Genis Grinschpun and Guille Grinschpun

Spotter was their refuge during quarantine, since it wasn’t regulated as a ‘public skatepark’. Throughout that time of restrictions it was difficult to know where to go with the boys, so Spotter became their first choice. Moreover, everything in the mainstream skateboarding industry right now seems to be a strict marketing campaign, and not only the kids, but also parents appreciate the fact that you can escape that at Spotter.
But Guille and Genís aren’t alone; more and more kids come to spend their afternoons at spotter, by themselves or with their parents. They discover the slappy curb and the small ramps and they hype each other up. It’s incredible, because this is not the same vibe as a skatepark in the city centre. I suppose they tell their friends all about it and, next thing they know, they’re sharing their skateboards (and skateboarding) with their friends.
Spotter has organically become a safe place where people can enjoy all sorts of things: skating with your friends, having a couple of drinks, catching up and having a laugh and even teaching your kids how to skate. Just look at how the paradigm is shifting: you can start skating at a DIY, surrounded by people who inspire you, creating and expressing yourself in the way you want; nobody judges you and it doesn’t turn into a competition. The older guys teach you how to build and you start imagining how to create your own obstacles. Richi always tells me: ‘you can do it if you believe you can’ and he’s absolutely right.

Mitrel Vasile, backside ollie


This has been a process of almost ten years. The evolution of Spotter has witnessed many styles and eras. Because it is located in Badía, they have been able to grow non-stop. This is a small, humble town, quite free of worries and pretensions. The people of Badía seem to only care about football, so nobody has bothered or cared to investigate what’s going on under the
pine trees.
Nonetheless, Spotter started captivating people from far away places and different walks of life. For instance, Rob is from England and he met Nanaqui and Richi in Copenhagen when they were teenagers.
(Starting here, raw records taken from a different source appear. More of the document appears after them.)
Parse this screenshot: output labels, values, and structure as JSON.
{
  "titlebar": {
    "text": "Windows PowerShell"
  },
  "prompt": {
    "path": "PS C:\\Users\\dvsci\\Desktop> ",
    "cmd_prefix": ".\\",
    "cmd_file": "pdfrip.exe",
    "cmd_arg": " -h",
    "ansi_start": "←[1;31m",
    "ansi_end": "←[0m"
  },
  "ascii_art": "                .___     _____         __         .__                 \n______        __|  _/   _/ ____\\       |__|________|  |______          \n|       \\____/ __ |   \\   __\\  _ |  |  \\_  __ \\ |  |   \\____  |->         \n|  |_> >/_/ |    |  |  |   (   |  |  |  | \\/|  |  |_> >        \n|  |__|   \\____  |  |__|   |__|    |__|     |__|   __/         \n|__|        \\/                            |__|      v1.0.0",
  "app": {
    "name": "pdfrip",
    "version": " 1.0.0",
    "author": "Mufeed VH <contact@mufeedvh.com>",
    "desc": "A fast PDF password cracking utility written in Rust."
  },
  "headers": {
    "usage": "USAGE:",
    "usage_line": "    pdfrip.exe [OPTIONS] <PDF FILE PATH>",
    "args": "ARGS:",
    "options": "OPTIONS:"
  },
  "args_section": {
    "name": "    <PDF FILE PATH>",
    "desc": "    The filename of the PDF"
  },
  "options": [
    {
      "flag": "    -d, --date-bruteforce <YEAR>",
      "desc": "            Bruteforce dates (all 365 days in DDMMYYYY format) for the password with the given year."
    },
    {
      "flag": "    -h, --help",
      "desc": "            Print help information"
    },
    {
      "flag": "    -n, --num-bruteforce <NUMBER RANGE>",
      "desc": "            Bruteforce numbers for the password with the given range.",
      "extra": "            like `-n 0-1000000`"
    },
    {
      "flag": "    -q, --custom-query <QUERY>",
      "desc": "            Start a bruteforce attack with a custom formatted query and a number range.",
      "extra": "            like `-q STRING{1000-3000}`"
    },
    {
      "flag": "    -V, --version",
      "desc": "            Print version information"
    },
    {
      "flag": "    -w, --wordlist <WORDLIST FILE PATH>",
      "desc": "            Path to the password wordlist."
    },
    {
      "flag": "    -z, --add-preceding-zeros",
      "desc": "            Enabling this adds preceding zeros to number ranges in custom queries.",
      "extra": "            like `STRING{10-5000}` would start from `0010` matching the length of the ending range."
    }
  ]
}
When he saw what was cooking in Badía, he packed his backpack and a sleeping bag and said: ‘I’m off!’. He hadn’t built much before coming here, but he found his passion and now he builds a lot, at Spotter and around the world.
Spotter is a must-see. If you’re visiting Barcelona, you have to make time to enjoy a sunny day at Spotter. Some people fall in love with this place and they start coming regularly; some people pay a visit on special occasions and others save it for a special Sunday and bring the whole crew along. People from all over the world have come to skate here; skateboarders from the USA, Denmark, Belgium, Italy, Germany, the UK, Israel, Australia, etc.

Harun Ruiz, Guillem Tristany and Aleix Pujalt


Everything is going great so far, but we’ve always faced the possibility of getting thrown out and having the place torn down. For years there have been rumours concerning the legality of the place, and that this could happen at some point. As this forecast seems to be getting more and more real, we have decided to organise and finish creating the association that Marcos and the boys started back in 2019.
The sports centre is under construction and this plot has now been pronounced industrial land (when it was previously considered a sports ground). We’re afraid that this will increase the chances of this humble corner under the pine trees becoming a target of industrialisation and construction.
We have a GoFundMe set up ( and a collection of signatures running so we can continue keeping the place in good condition and at least keep our little space intact, even if they decide to build around it. We have a long way to go, but we’re ready.
This summer, Spotter will be ten years old and we really want to celebrate it with new projects. We don’t know how long it will last (we’re hoping it will be here for a while!), but we will enjoy it until the end.